**Goal of the exercise**:
Find the string "description" in the data, and copy out each line that has it.

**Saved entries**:
--------------------------------------------------
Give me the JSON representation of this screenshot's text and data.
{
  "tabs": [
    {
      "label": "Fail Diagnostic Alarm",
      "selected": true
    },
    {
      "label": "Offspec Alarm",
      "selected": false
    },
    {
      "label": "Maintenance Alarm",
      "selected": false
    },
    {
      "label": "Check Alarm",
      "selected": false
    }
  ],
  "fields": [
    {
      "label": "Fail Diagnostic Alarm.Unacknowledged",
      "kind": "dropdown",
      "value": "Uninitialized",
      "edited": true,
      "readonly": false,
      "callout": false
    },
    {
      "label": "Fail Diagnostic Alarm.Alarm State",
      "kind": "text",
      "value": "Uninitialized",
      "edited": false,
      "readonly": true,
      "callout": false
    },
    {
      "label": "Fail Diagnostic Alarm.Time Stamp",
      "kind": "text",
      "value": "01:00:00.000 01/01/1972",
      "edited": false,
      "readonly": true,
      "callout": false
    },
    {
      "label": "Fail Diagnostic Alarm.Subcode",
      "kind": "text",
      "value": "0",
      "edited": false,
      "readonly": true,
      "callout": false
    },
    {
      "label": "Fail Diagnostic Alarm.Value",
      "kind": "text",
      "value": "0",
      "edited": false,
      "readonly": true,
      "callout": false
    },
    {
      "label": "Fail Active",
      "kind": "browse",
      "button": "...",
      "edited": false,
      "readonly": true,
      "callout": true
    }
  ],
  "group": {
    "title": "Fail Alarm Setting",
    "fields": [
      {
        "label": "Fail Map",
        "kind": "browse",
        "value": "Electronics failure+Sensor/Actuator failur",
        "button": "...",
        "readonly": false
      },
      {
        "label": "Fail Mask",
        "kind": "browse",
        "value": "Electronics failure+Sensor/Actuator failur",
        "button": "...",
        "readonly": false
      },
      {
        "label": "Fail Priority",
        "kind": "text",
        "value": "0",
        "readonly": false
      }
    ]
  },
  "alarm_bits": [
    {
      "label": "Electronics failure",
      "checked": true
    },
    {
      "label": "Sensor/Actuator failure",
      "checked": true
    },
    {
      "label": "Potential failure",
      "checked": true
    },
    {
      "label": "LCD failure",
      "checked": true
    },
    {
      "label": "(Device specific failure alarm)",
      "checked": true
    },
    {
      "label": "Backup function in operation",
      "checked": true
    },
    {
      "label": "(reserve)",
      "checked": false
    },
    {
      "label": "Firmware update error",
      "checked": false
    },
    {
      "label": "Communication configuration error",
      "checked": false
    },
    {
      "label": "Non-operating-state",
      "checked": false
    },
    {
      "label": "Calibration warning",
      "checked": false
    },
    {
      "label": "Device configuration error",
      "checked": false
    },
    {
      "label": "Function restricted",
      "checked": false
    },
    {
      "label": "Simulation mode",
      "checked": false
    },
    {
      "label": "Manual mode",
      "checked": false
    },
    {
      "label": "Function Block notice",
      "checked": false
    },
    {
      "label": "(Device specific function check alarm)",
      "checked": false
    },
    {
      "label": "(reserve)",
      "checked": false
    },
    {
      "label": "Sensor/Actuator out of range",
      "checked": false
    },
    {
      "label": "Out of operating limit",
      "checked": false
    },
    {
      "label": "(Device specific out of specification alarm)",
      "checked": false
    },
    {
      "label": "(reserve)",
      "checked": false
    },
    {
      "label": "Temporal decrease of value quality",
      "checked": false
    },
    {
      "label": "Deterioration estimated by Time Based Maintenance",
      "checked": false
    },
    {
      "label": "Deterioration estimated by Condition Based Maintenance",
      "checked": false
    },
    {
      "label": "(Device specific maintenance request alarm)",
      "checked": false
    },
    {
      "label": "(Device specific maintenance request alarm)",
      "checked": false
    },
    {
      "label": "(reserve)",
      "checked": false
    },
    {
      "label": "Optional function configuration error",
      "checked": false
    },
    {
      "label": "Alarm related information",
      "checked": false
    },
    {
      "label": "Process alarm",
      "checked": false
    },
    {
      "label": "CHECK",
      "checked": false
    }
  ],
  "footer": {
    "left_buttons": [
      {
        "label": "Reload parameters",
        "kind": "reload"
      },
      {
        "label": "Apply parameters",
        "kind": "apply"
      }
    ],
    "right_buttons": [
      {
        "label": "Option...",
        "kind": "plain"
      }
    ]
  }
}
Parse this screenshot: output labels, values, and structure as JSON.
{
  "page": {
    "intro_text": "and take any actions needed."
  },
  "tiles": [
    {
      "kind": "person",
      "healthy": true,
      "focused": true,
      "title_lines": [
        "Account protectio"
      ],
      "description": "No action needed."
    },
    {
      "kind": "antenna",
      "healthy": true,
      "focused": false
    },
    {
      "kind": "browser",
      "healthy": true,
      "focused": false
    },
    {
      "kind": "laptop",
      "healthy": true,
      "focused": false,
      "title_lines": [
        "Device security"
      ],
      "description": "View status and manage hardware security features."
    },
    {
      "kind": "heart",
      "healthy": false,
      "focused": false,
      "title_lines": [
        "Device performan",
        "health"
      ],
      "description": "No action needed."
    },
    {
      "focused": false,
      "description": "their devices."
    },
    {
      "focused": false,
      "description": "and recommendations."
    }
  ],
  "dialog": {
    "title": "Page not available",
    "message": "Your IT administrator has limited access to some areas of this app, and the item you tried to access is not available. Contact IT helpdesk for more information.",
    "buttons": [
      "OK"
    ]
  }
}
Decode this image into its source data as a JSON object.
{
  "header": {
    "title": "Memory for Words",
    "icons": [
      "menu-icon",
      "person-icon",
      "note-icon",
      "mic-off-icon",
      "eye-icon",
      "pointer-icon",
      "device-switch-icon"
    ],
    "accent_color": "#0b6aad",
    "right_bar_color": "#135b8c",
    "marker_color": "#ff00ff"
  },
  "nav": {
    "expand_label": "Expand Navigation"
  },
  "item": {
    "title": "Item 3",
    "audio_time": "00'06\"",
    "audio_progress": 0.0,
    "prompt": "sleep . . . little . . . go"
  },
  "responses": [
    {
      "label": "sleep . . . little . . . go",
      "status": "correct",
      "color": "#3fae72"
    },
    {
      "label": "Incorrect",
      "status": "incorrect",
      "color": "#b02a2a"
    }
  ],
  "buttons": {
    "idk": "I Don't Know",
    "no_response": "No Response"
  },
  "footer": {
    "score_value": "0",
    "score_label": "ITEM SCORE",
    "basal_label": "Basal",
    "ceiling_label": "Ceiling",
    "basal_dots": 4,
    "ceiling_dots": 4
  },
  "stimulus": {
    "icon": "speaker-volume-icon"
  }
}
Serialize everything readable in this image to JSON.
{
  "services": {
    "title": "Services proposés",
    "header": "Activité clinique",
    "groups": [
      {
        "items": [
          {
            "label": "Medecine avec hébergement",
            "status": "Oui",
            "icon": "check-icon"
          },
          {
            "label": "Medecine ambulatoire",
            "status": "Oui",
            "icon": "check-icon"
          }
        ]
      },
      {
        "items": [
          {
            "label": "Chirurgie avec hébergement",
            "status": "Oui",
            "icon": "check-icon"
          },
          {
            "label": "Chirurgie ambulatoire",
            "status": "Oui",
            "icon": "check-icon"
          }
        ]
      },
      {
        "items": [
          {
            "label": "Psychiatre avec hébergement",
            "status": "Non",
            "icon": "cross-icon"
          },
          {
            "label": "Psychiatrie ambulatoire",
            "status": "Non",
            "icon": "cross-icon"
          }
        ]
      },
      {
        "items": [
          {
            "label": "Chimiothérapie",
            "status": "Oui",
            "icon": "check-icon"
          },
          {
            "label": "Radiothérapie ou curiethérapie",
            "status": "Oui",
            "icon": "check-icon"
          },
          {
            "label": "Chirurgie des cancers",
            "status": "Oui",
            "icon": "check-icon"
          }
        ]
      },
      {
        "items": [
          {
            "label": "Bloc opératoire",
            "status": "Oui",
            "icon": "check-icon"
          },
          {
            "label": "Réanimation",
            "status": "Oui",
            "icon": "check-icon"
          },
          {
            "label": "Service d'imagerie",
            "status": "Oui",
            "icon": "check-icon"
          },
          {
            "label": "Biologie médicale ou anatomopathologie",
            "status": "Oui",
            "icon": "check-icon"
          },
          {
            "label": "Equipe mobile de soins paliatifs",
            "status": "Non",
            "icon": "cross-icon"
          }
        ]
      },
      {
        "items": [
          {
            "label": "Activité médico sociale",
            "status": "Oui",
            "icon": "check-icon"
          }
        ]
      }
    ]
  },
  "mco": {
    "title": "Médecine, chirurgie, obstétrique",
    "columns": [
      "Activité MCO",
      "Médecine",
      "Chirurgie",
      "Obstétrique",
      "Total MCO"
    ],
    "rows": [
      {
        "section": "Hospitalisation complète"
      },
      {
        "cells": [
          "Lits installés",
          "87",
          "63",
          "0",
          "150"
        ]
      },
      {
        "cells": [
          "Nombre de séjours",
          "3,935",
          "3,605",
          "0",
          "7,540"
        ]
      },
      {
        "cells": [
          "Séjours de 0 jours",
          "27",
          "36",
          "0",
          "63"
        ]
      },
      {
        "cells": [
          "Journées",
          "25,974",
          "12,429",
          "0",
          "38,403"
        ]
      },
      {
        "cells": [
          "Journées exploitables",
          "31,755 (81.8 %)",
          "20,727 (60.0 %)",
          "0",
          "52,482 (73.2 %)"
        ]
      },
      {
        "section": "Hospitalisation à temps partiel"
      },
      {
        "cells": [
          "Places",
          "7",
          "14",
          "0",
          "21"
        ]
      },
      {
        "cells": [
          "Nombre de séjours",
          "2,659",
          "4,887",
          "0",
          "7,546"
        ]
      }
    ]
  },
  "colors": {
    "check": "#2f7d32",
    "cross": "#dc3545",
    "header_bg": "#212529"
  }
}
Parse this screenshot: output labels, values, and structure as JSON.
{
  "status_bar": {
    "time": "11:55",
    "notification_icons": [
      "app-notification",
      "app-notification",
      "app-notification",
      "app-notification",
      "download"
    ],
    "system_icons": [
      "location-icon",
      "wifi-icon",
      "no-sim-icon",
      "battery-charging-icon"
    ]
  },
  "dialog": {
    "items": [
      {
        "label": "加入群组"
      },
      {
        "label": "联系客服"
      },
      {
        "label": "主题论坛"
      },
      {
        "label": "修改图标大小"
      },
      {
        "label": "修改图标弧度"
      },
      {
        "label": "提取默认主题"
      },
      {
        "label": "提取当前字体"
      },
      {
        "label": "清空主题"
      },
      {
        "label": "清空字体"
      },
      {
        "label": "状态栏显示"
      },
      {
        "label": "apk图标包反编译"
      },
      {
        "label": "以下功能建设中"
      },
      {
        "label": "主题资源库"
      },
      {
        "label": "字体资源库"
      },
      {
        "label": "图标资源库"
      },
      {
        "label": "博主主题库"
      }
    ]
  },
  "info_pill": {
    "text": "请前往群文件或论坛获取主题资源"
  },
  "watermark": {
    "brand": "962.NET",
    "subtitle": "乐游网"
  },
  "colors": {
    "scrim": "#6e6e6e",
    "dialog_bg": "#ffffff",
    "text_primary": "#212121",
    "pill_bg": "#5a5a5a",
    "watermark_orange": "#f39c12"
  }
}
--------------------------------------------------
**Exercise output**:
      "description": "No action needed."
      "description": "View status and manage hardware security features."
      "description": "No action needed."
      "description": "their devices."
      "description": "and recommendations."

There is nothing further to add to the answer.